Throne may be a familiar tale, but Ahmed presents it in an unfamiliar way and with uncanny skill. Doctor Makhslood is a dynamic and endearing character, noble of heart and world weary under the burden of his calling. The Doctor is the engine that drives the narrative, and Ahmed brings him to life through a wonderful mix of dialogue and inner monologue. Yet, most important element of his character development is his interaction with the supporting cast.
Through the supporting cast, the Doctor is truly brought to life. Each of the characters complement the Doctor in some way. Raseed’s youth and naivety is a source of constant irritation to the experienced Doctor. Zamia’s nomadic roots contrasts sharply with Adoulla’s educated and urbane existence. Lastly, Dawood and Litaz’s marriage and companionship reveals a missing element of Doctor Makhslood otherwise full life; it reminds him of what he has sacrificed. Yet for all of their differences, the characters are bound by a desire to do God’s work. Out of this arrangement springs the novel’s wonderful dialogue.
The novel’s antagonists are also presented in a nuanced and complementary manner. Orshado is the primary villain, and he typifies his role beautifully. Orshado is a vile man in both mien and manner. Accentuating his aura of evil is the fact that he does not speak, instead leaving this to his supernatural minion Mouw Awa. Orshado is evil’s evil-- alien in motivation to the masses of humanity. Providing contrast to the simplicity of Orshado are the dueling characters of the Khalif and the Falcon Prince. The Khalif is amoral and selfish; his people suffer under his self-indulgent tyranny. Opposing him is the Falcon Prince. He is a man of the people who is filled with righteous fury-- willing to kill, murder and steal in the name of the greater good.
Ahmed’s world-building in Thone is equally fantastic. To simply call it Arabian would be dismissive and overly reductive. Ahmed has brought to bear a studied knowledge of peoples and cultures stretching from Cordoba to Mumbai. Drawing together these threads of inspiration, Ahmed has woven a tapestry whose milieu is both familiar and unique. The setting also integrates into the dialogue with atypical phraseology such as the useage of Auntie and Uncle. All in all, the world-building is well done and refreshing.
Lastly, you cannot ignore Ahmed’s skillful writing. Throne is impeccably crafted. You can feel the obsessive focus on the characters and the plot. There are few extraneous words and even fewer extraneous passages. The pacing is very uptempo and is never derailed by obnoxious info dumps or side stories. The novel isn’t simply all action either; Ahmed deftly layers questions of duty, honor, sacrifice, and faith within the narrative. Gluing everything together is the wonderful dialogue. Each character speaks with a unique voice-- which is a feat given the diverse cast.

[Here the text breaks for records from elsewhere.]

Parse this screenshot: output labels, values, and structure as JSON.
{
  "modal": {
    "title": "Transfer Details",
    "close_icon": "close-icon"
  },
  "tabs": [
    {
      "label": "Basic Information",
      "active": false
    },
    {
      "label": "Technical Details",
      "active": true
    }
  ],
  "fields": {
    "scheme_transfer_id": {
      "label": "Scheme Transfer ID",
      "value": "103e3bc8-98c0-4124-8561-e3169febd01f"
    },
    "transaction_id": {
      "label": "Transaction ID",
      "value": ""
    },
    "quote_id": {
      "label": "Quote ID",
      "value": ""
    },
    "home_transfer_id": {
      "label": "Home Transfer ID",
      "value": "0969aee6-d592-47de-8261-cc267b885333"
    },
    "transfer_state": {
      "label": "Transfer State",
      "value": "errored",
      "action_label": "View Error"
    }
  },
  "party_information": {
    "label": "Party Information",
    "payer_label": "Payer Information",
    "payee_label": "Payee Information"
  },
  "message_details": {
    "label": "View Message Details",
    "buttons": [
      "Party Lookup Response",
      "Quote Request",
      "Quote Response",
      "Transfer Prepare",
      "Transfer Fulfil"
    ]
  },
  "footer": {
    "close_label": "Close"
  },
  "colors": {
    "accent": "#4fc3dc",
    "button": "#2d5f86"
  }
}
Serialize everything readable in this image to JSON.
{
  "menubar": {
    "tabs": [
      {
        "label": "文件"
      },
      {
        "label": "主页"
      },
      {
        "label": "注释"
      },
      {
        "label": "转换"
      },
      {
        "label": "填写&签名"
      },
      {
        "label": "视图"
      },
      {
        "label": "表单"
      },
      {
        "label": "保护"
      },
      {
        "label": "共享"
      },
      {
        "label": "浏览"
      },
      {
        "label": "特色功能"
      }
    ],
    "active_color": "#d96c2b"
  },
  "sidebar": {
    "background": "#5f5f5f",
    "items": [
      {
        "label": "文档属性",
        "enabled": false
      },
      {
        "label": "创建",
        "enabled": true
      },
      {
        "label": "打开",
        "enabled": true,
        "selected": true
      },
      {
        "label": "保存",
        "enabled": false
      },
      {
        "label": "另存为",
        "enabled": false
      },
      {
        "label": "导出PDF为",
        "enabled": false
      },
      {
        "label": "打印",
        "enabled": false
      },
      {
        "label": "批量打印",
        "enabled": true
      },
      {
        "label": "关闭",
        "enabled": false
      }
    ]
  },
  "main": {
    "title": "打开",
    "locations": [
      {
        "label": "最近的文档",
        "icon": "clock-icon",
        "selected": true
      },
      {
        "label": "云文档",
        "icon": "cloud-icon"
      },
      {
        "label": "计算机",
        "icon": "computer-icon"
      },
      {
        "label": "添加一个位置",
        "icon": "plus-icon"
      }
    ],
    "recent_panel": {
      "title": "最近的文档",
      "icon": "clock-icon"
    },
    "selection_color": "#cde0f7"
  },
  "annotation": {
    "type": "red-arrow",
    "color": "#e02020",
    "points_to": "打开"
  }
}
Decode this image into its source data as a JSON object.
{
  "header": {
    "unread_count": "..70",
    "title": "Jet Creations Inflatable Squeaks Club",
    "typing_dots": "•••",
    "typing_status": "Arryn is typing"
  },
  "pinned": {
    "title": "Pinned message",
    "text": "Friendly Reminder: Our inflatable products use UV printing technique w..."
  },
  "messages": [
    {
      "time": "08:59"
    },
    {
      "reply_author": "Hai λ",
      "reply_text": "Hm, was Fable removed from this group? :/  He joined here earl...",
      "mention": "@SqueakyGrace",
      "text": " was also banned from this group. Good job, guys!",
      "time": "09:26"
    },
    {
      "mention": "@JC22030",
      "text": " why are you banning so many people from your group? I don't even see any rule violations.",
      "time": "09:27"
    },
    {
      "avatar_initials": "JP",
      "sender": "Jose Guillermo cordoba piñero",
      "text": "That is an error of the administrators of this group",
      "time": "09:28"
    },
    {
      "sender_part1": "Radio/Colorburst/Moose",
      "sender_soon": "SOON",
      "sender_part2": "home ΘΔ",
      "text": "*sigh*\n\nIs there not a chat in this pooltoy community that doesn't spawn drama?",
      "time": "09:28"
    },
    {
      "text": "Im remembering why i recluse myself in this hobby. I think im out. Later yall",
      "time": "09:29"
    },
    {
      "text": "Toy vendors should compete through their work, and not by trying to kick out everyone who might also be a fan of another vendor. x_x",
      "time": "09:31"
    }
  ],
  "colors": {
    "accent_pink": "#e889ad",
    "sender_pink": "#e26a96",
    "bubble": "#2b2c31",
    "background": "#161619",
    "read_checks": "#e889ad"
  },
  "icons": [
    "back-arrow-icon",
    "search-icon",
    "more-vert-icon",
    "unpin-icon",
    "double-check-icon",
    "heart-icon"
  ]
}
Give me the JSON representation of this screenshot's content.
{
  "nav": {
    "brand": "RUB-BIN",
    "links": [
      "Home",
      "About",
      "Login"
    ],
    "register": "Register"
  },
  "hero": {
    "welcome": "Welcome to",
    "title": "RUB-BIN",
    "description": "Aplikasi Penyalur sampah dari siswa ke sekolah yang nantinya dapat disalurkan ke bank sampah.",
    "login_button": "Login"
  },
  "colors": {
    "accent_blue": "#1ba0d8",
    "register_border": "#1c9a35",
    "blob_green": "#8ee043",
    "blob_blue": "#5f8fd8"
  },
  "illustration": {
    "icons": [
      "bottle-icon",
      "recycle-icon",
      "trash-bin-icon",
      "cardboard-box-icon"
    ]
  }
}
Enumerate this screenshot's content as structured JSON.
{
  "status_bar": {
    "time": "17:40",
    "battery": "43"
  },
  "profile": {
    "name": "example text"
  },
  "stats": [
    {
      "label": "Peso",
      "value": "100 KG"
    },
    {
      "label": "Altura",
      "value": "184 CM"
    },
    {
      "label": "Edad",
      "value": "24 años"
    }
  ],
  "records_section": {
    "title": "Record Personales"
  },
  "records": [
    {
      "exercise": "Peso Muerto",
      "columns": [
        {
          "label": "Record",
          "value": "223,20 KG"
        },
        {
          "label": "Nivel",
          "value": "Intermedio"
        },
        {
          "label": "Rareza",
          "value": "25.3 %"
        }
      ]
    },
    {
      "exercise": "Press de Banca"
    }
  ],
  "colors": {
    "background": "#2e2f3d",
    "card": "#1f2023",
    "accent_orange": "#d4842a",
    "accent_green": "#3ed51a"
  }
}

There were a few things I disliked about Throne. My biggest complaint lies with the under-utilization of Zamia. I wish Ahmed would have given her more attention, especially after the attack by Mouw Awa. Instead, too much of her interaction seem to happen off scene. Whereas Raseed had his errand for the crimson quicksilver and his accompaniment of Litaz to Yaseer to add nuance to his character. Without a comparable narrative sequence, I feel that Zamia’s character remains underdeveloped. I am hoping this is fixed in the second novel in The Crescent Moon Kingdoms.
Throne of the Crescent Moon is a brilliant debut novel and a great novel by any standard. Above all, Throne is incredibly well written. Saladin Ahmed presents a familiar tale but makes it his own with an unfamiliar setting and protagonist. In addition, Ahmed elevates the traditional sword and sorcery format by weaving in social observations, moral quandaries and emotional costs to the story’s characters. Throne of the Crescent Moon is a great novel, and I highly recommend it.
"Instead of a blissful marriage, he had monstrosities on his mind and a pile of “should haves” pressing down upon his soul."
"No doubt the dervish was twisting himself in knots trying to square the circle of his pious oaths with a young man’s natural reactions, and only half aware he was doing so."
“'Patience, little moon, is a warrior’s virtue,' he would say. 'Your strength alone is not enough. You must have knowledge, too, little rose. And judgment. And, as I say, little emerald, patience.'”
"Matters of state were about hypocrisy as much as anything else."
"Then Doctor Adoulla Makhslood got down on his knees, touched his forehead to the ground, and wept before the woman he would wed."
Image Source: Penguin
Review Copy: Self Purchased